TASK TO CARRY OUT → Filter the listing for lines containing "footer".

DATA UNDER STUDY →
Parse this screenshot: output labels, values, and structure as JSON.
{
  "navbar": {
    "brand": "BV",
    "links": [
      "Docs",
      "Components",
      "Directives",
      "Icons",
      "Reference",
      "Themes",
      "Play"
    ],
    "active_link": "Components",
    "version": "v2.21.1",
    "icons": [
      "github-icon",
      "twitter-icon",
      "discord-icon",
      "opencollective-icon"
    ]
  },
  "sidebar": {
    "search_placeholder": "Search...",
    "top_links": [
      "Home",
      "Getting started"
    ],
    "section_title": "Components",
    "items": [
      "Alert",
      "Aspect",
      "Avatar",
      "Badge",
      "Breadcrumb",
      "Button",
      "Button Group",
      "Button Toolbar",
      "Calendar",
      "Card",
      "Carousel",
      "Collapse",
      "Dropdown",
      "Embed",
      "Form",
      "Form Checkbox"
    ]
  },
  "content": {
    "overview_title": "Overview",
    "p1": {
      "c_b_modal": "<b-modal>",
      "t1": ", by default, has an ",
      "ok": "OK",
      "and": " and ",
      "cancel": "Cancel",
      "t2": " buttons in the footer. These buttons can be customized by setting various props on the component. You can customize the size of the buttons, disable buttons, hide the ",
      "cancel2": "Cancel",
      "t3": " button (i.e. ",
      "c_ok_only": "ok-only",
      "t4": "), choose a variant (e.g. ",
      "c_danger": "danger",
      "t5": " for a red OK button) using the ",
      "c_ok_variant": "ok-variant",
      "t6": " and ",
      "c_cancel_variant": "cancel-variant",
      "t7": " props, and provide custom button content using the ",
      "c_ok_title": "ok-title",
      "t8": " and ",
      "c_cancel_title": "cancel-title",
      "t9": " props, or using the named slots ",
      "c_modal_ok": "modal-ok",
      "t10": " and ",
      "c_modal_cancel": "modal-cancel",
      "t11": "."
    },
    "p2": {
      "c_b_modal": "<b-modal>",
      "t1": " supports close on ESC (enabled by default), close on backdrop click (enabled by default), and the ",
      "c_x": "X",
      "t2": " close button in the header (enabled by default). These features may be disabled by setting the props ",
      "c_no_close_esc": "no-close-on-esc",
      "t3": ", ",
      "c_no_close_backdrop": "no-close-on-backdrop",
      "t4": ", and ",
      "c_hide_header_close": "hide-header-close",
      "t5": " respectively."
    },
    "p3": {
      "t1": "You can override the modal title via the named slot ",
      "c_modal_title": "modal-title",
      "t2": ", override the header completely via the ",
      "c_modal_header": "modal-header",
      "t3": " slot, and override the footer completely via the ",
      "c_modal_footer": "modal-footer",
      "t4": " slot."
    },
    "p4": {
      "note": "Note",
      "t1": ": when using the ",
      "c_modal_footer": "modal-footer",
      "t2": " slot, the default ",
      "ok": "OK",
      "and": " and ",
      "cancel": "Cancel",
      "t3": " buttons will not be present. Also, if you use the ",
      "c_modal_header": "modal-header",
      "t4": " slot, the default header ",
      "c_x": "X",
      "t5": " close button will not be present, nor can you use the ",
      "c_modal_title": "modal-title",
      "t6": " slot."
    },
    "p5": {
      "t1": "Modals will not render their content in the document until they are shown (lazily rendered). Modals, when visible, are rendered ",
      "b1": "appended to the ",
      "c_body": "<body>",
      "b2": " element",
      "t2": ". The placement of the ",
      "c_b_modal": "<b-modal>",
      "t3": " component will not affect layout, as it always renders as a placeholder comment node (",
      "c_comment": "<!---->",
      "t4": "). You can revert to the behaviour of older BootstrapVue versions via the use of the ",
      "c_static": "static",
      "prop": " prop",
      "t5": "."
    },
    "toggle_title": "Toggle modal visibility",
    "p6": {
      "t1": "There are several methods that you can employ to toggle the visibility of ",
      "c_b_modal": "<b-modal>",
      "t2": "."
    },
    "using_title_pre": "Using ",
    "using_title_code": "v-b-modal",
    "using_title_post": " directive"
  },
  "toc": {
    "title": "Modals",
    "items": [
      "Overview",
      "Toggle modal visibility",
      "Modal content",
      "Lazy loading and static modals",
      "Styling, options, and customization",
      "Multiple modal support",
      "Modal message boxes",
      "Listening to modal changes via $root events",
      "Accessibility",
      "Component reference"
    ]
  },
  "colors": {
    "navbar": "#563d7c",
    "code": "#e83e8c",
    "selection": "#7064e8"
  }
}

EXERCISE RESPONSE →
      "t2": " buttons in the footer. These buttons can be customized by setting various props on the component. You can customize the size of the buttons, disable buttons, hide the ",
      "t3": " slot, and override the footer completely via the ",
      "c_modal_footer": "modal-footer",
      "c_modal_footer": "modal-footer",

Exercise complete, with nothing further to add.